Destroying a zombie's brain, for example, will not kill it, as Burt, Frank, and Freddy find out when they attempt to kill the yellow cadaver, only to be incredulous when piercing it's skull with a pick ax doesn't event slow it down.
Also, while Night's zombies eat any kind of living flesh, Return's zombies need brains. And it's not a food source, per se, but rather a way for them to ease the pain of death. While zombies in Night of the Living Dead represent the mindless consumer mob, those in Return represent the wailing, agonized drug addict.
Finally, an aspect that I found particularly interesting was that zombie bites do not make new zombies in the Return universe. There is not one instance of a zombie victim returning from the dead due to their bites. Trash returns from the dead, but only after the infected rain pours down on to her corpse in the cemetery.
By acknowledging the existence of Night of the Living Dead, O'Bannon exaggerates the differences found in Return of the Living Dead. But he does so in such a way that doesn't seem forced. Rather, he builds off of that acknowledgement to create his own rules and make the movie more his own.
- The animated butterflies were just butterflies with a fan pointed at them.
- Tina's outfit is actually something that actor Miguel Nunez had literally been wearing the week before.
- Two famous duos' names were used in this movie: Bert and Ernie, and Tom and Jerry
- Freddy's foaming at the mouth was just accomplished with Alka-Seltzer
- For Trash's dance sequence, Graham did not want to see pubic hair or her pubic region, so a prosthetic was made to cover her groin.

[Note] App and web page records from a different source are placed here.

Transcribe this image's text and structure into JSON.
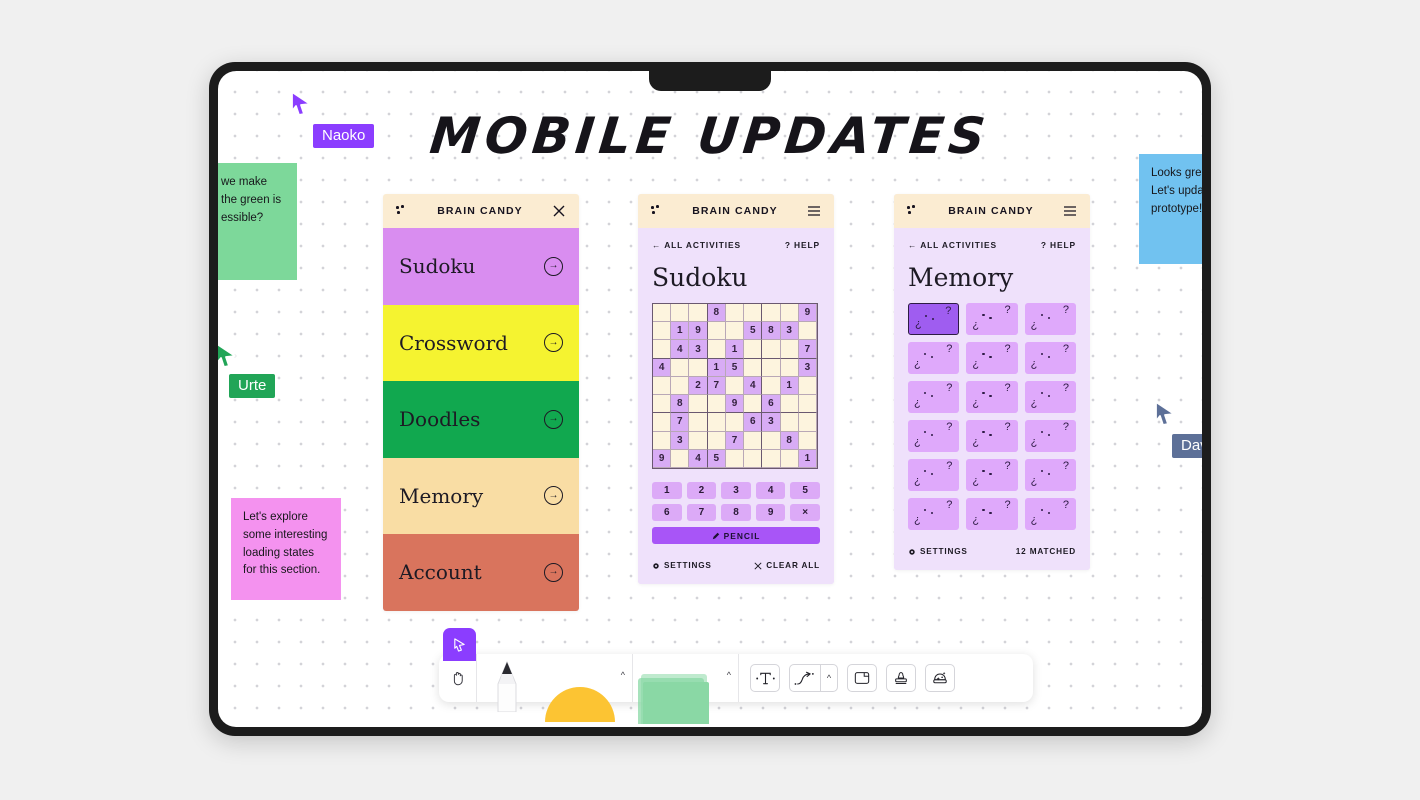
{
  "board": {
    "title": "MOBILE UPDATES"
  },
  "notes": [
    {
      "id": "green",
      "text": "we make the green is essible?",
      "color": "#7dd89a"
    },
    {
      "id": "pink",
      "text": "Let's explore some interesting loading states for this section.",
      "color": "#f492ef"
    },
    {
      "id": "blue",
      "text": "Looks great! Let's update th prototype!!",
      "color": "#71c2f0"
    }
  ],
  "collaborators": [
    {
      "name": "Naoko",
      "color": "#8b3dff"
    },
    {
      "name": "Urte",
      "color": "#21a557"
    },
    {
      "name": "Dav",
      "color": "#5d7098"
    }
  ],
  "brand": "BRAIN CANDY",
  "phone_list": {
    "close_icon": "close-icon",
    "items": [
      {
        "label": "Sudoku",
        "color": "#d98df0"
      },
      {
        "label": "Crossword",
        "color": "#f5f330"
      },
      {
        "label": "Doodles",
        "color": "#11a84f"
      },
      {
        "label": "Memory",
        "color": "#f9dda4"
      },
      {
        "label": "Account",
        "color": "#d9745d"
      }
    ]
  },
  "phone_sudoku": {
    "menu_icon": "hamburger-icon",
    "back_label": "← ALL ACTIVITIES",
    "help_label": "? HELP",
    "title": "Sudoku",
    "grid": [
      [
        "",
        "",
        "",
        "8",
        "",
        "",
        "",
        "",
        "9"
      ],
      [
        "",
        "1",
        "9",
        "",
        "",
        "5",
        "8",
        "3",
        ""
      ],
      [
        "",
        "4",
        "3",
        "",
        "1",
        "",
        "",
        "",
        "7"
      ],
      [
        "4",
        "",
        "",
        "1",
        "5",
        "",
        "",
        "",
        "3"
      ],
      [
        "",
        "",
        "2",
        "7",
        "",
        "4",
        "",
        "1",
        ""
      ],
      [
        "",
        "8",
        "",
        "",
        "9",
        "",
        "6",
        "",
        ""
      ],
      [
        "",
        "7",
        "",
        "",
        "",
        "6",
        "3",
        "",
        ""
      ],
      [
        "",
        "3",
        "",
        "",
        "7",
        "",
        "",
        "8",
        ""
      ],
      [
        "9",
        "",
        "4",
        "5",
        "",
        "",
        "",
        "",
        "1"
      ]
    ],
    "numpad": [
      "1",
      "2",
      "3",
      "4",
      "5",
      "6",
      "7",
      "8",
      "9",
      "×"
    ],
    "pencil_label": "PENCIL",
    "settings_label": "SETTINGS",
    "clear_label": "CLEAR ALL"
  },
  "phone_memory": {
    "menu_icon": "hamburger-icon",
    "back_label": "← ALL ACTIVITIES",
    "help_label": "? HELP",
    "title": "Memory",
    "card_glyph_left": "¿",
    "card_glyph_right": "?",
    "card_count": 18,
    "selected_index": 0,
    "settings_label": "SETTINGS",
    "matched_label": "12 MATCHED"
  },
  "toolbar": {
    "select_icon": "cursor-select-icon",
    "hand_icon": "hand-icon",
    "pen_icon": "pen-icon",
    "marker_icon": "marker-icon",
    "note_icon": "sticky-note-icon",
    "text_icon": "text-tool-icon",
    "connector_icon": "connector-arrow-icon",
    "frame_icon": "frame-icon",
    "stamp_icon": "stamp-icon",
    "sticker_icon": "sticker-icon",
    "marker_color": "#fcc433",
    "note_color": "#8ad8a5"
  }
}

- Tarman was played by Allan Trautman, a puppeteer and actor who was covered by prosthetic pieces and animatronics
Much of the cast and crew attribute Return of the Living Dead's success to its balance of horror and comedy. Audiences are able to laugh just as hard as they scream during the film. But I think that balance works because under the spiked hair, gore, and abundant breast shots, there is a smart story.
O'Bannon paid attention to details, creating a zombie mythology that stayed true to it's logic while also conveying some dark, even cynical viewpoints while keeping the narration light-hearted enough as not to lose the audience.
O'Bannon may have been an acerbic lech, but he was also a brilliant storyteller. Although he died in 2009, he's contributed a movie that will likely remain in the pop-culture lexicon as long as people still talk about zombies. And zombies, as we all know, will never die.
Bartlet, Megan. "No Future: The Conception and Evolution of Punk Music in the United States and
Great Britain from 1965 to the Present." http://academic.mu.edu/meissnerd/punk.html
Philputt, Bill. More Brains! A Return to the Living Dead. October 18, 2011. https://www.youtube.com/watch?v=OHJx1xkCBio
Youngs, Ian. "A Brief History of Punk." BBC News Online. December 22, 2002. http://news.bbc.co.uk/2/hi/entertainment/2601493.stm